Notwithstanding the FMCSA's ongoing review of the vision standard, as evidenced by the medical panel's report dated October 16, 1998, and filed in this docket, the FMCSA must comply with Rauenhorst v. United States Department of Transportation, Federal Highway Administration, 95 F.3d 715 (8th Cir. 1996), and grant individual exemptions under standards that are consistent with public safety. Meeting those standards, the 34 veteran drivers in this case have demonstrated to our satisfaction that they can continue to operate a CMV with their current vision safely in interstate commerce because they have demonstrated their ability in intrastate commerce. Accordingly, they qualify for an exemption under 49 U.S.C. 31315 and 31136(e).

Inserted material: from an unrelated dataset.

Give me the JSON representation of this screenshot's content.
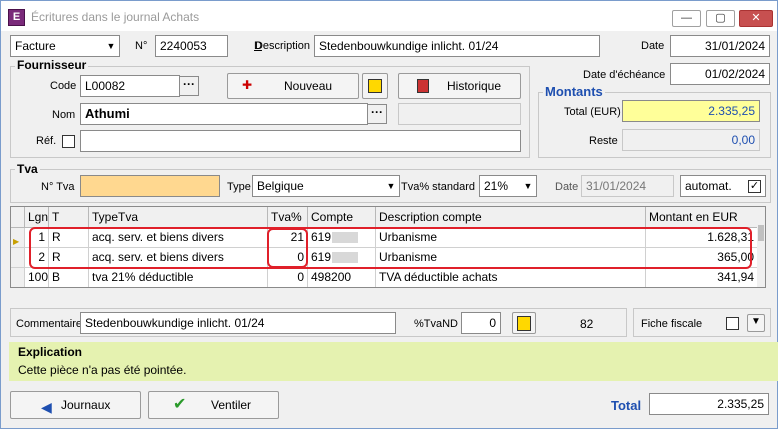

After considering the comments to the docket and based upon its evaluation of the 34 waiver applications in accordance with Rauenhorst v. United States Department of Transportation, Federal Highway Administration, supra, the FMCSA exempts Rodney D. Blaschke, Thomas B. Blish, Ronnie Freamon Bowman, James C. Bryce, Thomas L. Corey, James D. Davis, Glenn Gee, Lloyd E. Hall, Byron Dale Hardie, Robert N. Heaton, Edward E. Hooker, James M. Irwin, Laurent G. Jacques, Alfred G. Jeffus, Oskia Johnson, Michael W. Jones, Don R. Kennedy, Dennis E. Krone, James F. Laverdure, Christopher P. Lefler, David R. Linzy, Richard Joseph Madler, Earl E. Martin, David P. McCabe, Richard John McKenzie, Jr., Kenneth R. Piechnik, Tommy L. Ray, Jr., William A. Reyes, Carl A. Sigg, Sammy D. Steinsultz, Edward J. Sullivan, John C. Vantaggi, Winston Eugene White, and Turgut T. Yilmaz from the vision requirement in 49 CFR 391.41(b)(10), subject to the following conditions: (1) That each individual be physically examined every year (a) by an ophthalmologist or optometrist who attests that the vision in the better eye continues to meet the standard in 49 CFR 391.41(b)(10), and (b) by a medical examiner who attests that the individual is otherwise physically qualified under 49 CFR 391.41; (2) that each individual provide a copy of the ophthalmologist's or optometrist's report to the medical examiner at the time of the annual medical examination; and (3) that each individual provide a copy of the annual medical certification to the employer for retention in its driver qualification file, or keep a copy in his/her driver qualification file if he/she is self-employed. The driver must also have a copy of the certification when driving so it may be presented to a duly authorized Federal, State, or local enforcement official.
In accordance with 49 U.S.C. 31315 and 31136(e), each exemption will be valid for 2 years unless revoked earlier by the FMCSA. The exemption will be revoked if (1) the person fails to comply with the terms and conditions of the exemption; (2) the exemption has resulted in a lower level of safety than was maintained before it was granted; or (3) continuation of the exemption would not be consistent with the goals and objectives of 49 U.S.C. 31315 and 31136. If the exemption is still effective at the end of the 2-year period, the person may apply to the FMCSA for a renewal under procedures in effect at that time.Start Signature
Issued on: April 6, 2000.
Julie Anna Cirillo,
Acting Deputy Administrator, Federal Motor Carrier Safety Administration.
[FR Doc. 00-9255 Filed 4-13-00; 8:45 am]
BILLING CODE 4910-22-P